Climate emergency: how do destinations become more resistant?
Cooperation is needed to safeguard the future of climate protection measures
March 09, 2023
Crises caused by climate change are becoming more frequent, with a direct and severe impact on destinations. Are there ways that could help to make destination areas more resistant? What conceivable strategies are there to create a greater sense of responsibility towards the climate? These questions were examined by a panel of experts at ITB Berlin 2023. They concluded that more cooperation and a willingness to listen to one another provide a basis for finding solutions. “We have to know our capabilities in order to be able to act effectively“, according to Shannon Stowell, chair of the Adventure Travel Trade Association.
Shannon Stowell, Adventure Travel Trade Association: “Many people in the travel industry have finally begun to adopt measures. Everyone must now answer the question of what they are doing to make the world a better place.“ Travel must be developed on the basis of what the destination needs. “Thanks to our worldwide networks we are able to react rapidly to crises“, Stowell stated. “We must work together and utilise the knowledge of everyone involved. Once we know our capabilities we also know what strengths we can apply.“
Lars Peter Nissen, director of the humanitarian group ACAPS: In many destinations the largest part of the critical infrastructure is intended to meet the needs of tourism, Nissen explained: ”These are the people who have trucks, generators and everything else need to keep things running.“ The knowledge and capabilities of these people must be incorporated in every strategy.
Gopinath Parayil, chair of The Blue Yonder: “Given the effects of the climate crisis in the destinations the tourism industry’s networks, with all their available expertise, can and must be a relevant part of the solution. If there are no more destinations then there will be no more tourism. We need a platform where we can come together and combine our strengths.“ Travel companies have access to accommodation, foodstuffs and drinks, as well as to highly qualified personnel that can be deployed very quickly. These are all things that the humanitarian sector needs during a crisis, and are lying idle in the tourism industry.

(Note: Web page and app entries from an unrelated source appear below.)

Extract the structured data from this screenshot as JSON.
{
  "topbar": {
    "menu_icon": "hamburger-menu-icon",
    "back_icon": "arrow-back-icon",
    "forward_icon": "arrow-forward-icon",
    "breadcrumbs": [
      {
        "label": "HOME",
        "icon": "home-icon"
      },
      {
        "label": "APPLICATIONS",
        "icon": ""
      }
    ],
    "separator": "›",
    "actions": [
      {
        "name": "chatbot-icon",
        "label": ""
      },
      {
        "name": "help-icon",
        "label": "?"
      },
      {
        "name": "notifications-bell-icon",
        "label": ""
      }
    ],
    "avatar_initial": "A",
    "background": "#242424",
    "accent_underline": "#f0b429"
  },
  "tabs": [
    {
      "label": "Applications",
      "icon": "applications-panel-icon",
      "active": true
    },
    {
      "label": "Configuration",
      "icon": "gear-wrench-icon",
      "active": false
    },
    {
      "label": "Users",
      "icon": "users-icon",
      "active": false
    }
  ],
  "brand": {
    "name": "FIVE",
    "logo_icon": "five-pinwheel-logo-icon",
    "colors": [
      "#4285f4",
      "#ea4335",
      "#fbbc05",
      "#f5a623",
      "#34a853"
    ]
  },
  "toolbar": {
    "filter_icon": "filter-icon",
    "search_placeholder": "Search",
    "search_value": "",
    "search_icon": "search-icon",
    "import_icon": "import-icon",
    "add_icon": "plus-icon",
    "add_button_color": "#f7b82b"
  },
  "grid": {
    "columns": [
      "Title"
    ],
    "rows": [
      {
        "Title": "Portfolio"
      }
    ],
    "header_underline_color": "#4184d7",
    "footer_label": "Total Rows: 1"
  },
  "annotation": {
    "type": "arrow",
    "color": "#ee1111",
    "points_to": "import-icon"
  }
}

Dr. Sreeja K.G., director of EQUINOCT Community Sourced Modelling Solutions LLP: “The main concern is for the basis of existence of local people. Various sectors must work together to protect them, and not just the tourism sector on its own. Properly functioning communications are the most important thing. There is not just one approach that works for everyone. We have to listen to local people, all sit around a table and contribute all our capabilities. What is needed is shared responsibility.“
Samuel Karani, general manager for East Africa at Intrepid Travel: “Environmental protection can help to improve tourism.“ In this respect it is important to work together with local communities because, after all, it is their basis for life that is at stake.